Your assignment -
Text only, exactly as given: reproduce the entries below without their pictures.

Extracted entries -
* * * * * * *
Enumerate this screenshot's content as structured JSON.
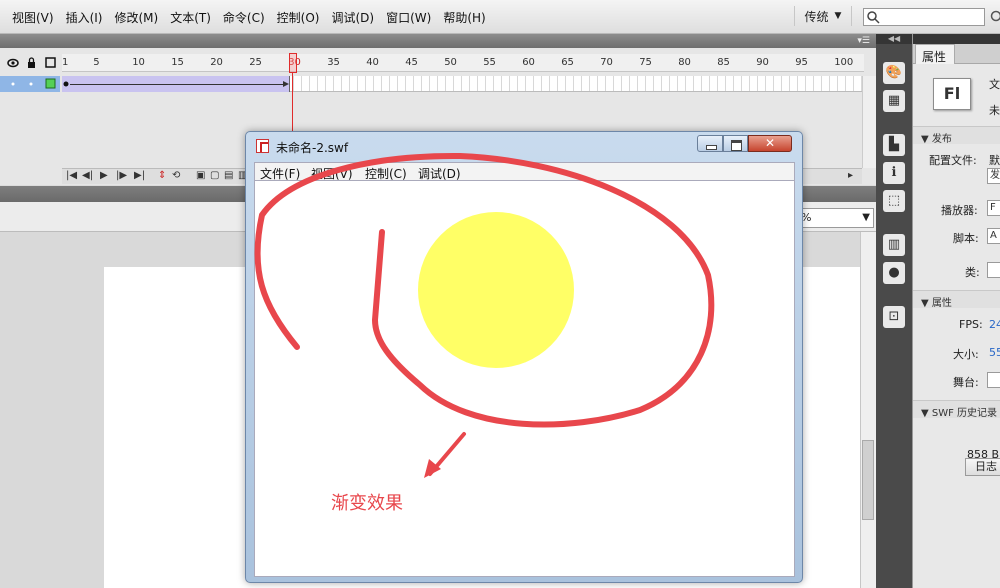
{
  "menubar": {
    "items": [
      "视图(V)",
      "插入(I)",
      "修改(M)",
      "文本(T)",
      "命令(C)",
      "控制(O)",
      "调试(D)",
      "窗口(W)",
      "帮助(H)"
    ],
    "workspace_label": "传统",
    "search_placeholder": ""
  },
  "timeline": {
    "frame_labels": [
      "1",
      "5",
      "10",
      "15",
      "20",
      "25",
      "30",
      "35",
      "40",
      "45",
      "50",
      "55",
      "60",
      "65",
      "70",
      "75",
      "80",
      "85",
      "90",
      "95",
      "100"
    ],
    "current_frame": "30",
    "tween_color": "#c9c3f0"
  },
  "stage": {
    "zoom_value": "%"
  },
  "swf_window": {
    "title": "未命名-2.swf",
    "close_label": "✕",
    "menu": [
      "文件(F)",
      "视图(V)",
      "控制(C)",
      "调试(D)"
    ],
    "circle_color": "#ffff66"
  },
  "annotation": {
    "text": "渐变效果",
    "color": "#e8474c"
  },
  "properties": {
    "tab_label": "属性",
    "doc_icon_label": "Fl",
    "doc_label": "文",
    "doc_name": "未",
    "publish_header": "发布",
    "profile_label": "配置文件:",
    "profile_value": "默",
    "publish_button": "发",
    "player_label": "播放器:",
    "player_value": "F",
    "script_label": "脚本:",
    "script_value": "A",
    "class_label": "类:",
    "attributes_header": "属性",
    "fps_label": "FPS:",
    "fps_value": "24",
    "size_label": "大小:",
    "size_value": "55",
    "stage_label": "舞台:",
    "history_header": "SWF 历史记录",
    "log_button": "日志",
    "file_size": "858 B"
  }
}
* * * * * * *
Solution -
Enumerate this screenshot's content as structured JSON.
{
  "menubar": {
    "items": [
      "视图(V)",
      "插入(I)",
      "修改(M)",
      "文本(T)",
      "命令(C)",
      "控制(O)",
      "调试(D)",
      "窗口(W)",
      "帮助(H)"
    ],
    "workspace_label": "传统",
    "search_placeholder": ""
  },
  "timeline": {
    "frame_labels": [
      "1",
      "5",
      "10",
      "15",
      "20",
      "25",
      "30",
      "35",
      "40",
      "45",
      "50",
      "55",
      "60",
      "65",
      "70",
      "75",
      "80",
      "85",
      "90",
      "95",
      "100"
    ],
    "current_frame": "30",
    "tween_color": "#c9c3f0"
  },
  "stage": {
    "zoom_value": "%"
  },
  "swf_window": {
    "title": "未命名-2.swf",
    "close_label": "✕",
    "menu": [
      "文件(F)",
      "视图(V)",
      "控制(C)",
      "调试(D)"
    ],
    "circle_color": "#ffff66"
  },
  "annotation": {
    "text": "渐变效果",
    "color": "#e8474c"
  },
  "properties": {
    "tab_label": "属性",
    "doc_icon_label": "Fl",
    "doc_label": "文",
    "doc_name": "未",
    "publish_header": "发布",
    "profile_label": "配置文件:",
    "profile_value": "默",
    "publish_button": "发",
    "player_label": "播放器:",
    "player_value": "F",
    "script_label": "脚本:",
    "script_value": "A",
    "class_label": "类:",
    "attributes_header": "属性",
    "fps_label": "FPS:",
    "fps_value": "24",
    "size_label": "大小:",
    "size_value": "55",
    "stage_label": "舞台:",
    "history_header": "SWF 历史记录",
    "log_button": "日志",
    "file_size": "858 B"
  }
}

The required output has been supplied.